WHAT YOU SHOULD DO: When you reproduce the listing below, keep every entry exactly as written.
______________________________
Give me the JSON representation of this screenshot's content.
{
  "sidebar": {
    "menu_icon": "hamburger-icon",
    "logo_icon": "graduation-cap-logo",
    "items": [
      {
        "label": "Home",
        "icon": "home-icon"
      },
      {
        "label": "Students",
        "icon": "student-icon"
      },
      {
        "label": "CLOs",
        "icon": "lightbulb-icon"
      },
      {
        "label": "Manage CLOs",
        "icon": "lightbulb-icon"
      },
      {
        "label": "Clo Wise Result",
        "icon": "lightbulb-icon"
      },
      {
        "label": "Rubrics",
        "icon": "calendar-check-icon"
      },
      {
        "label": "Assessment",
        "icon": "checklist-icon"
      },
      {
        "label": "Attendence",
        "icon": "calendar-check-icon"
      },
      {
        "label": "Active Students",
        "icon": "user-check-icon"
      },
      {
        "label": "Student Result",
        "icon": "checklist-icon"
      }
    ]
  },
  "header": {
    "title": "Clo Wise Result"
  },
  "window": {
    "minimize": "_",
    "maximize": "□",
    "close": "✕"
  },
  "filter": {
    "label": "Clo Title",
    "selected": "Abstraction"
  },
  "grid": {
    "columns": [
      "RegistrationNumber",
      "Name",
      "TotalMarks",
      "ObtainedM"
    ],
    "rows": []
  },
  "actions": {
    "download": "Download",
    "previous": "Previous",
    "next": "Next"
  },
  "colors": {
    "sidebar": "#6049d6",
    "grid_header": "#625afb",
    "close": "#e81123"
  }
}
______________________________
WRITTEN SOLUTION:
Give me the JSON representation of this screenshot's content.
{
  "sidebar": {
    "menu_icon": "hamburger-icon",
    "logo_icon": "graduation-cap-logo",
    "items": [
      {
        "label": "Home",
        "icon": "home-icon"
      },
      {
        "label": "Students",
        "icon": "student-icon"
      },
      {
        "label": "CLOs",
        "icon": "lightbulb-icon"
      },
      {
        "label": "Manage CLOs",
        "icon": "lightbulb-icon"
      },
      {
        "label": "Clo Wise Result",
        "icon": "lightbulb-icon"
      },
      {
        "label": "Rubrics",
        "icon": "calendar-check-icon"
      },
      {
        "label": "Assessment",
        "icon": "checklist-icon"
      },
      {
        "label": "Attendence",
        "icon": "calendar-check-icon"
      },
      {
        "label": "Active Students",
        "icon": "user-check-icon"
      },
      {
        "label": "Student Result",
        "icon": "checklist-icon"
      }
    ]
  },
  "header": {
    "title": "Clo Wise Result"
  },
  "window": {
    "minimize": "_",
    "maximize": "□",
    "close": "✕"
  },
  "filter": {
    "label": "Clo Title",
    "selected": "Abstraction"
  },
  "grid": {
    "columns": [
      "RegistrationNumber",
      "Name",
      "TotalMarks",
      "ObtainedM"
    ],
    "rows": []
  },
  "actions": {
    "download": "Download",
    "previous": "Previous",
    "next": "Next"
  },
  "colors": {
    "sidebar": "#6049d6",
    "grid_header": "#625afb",
    "close": "#e81123"
  }
}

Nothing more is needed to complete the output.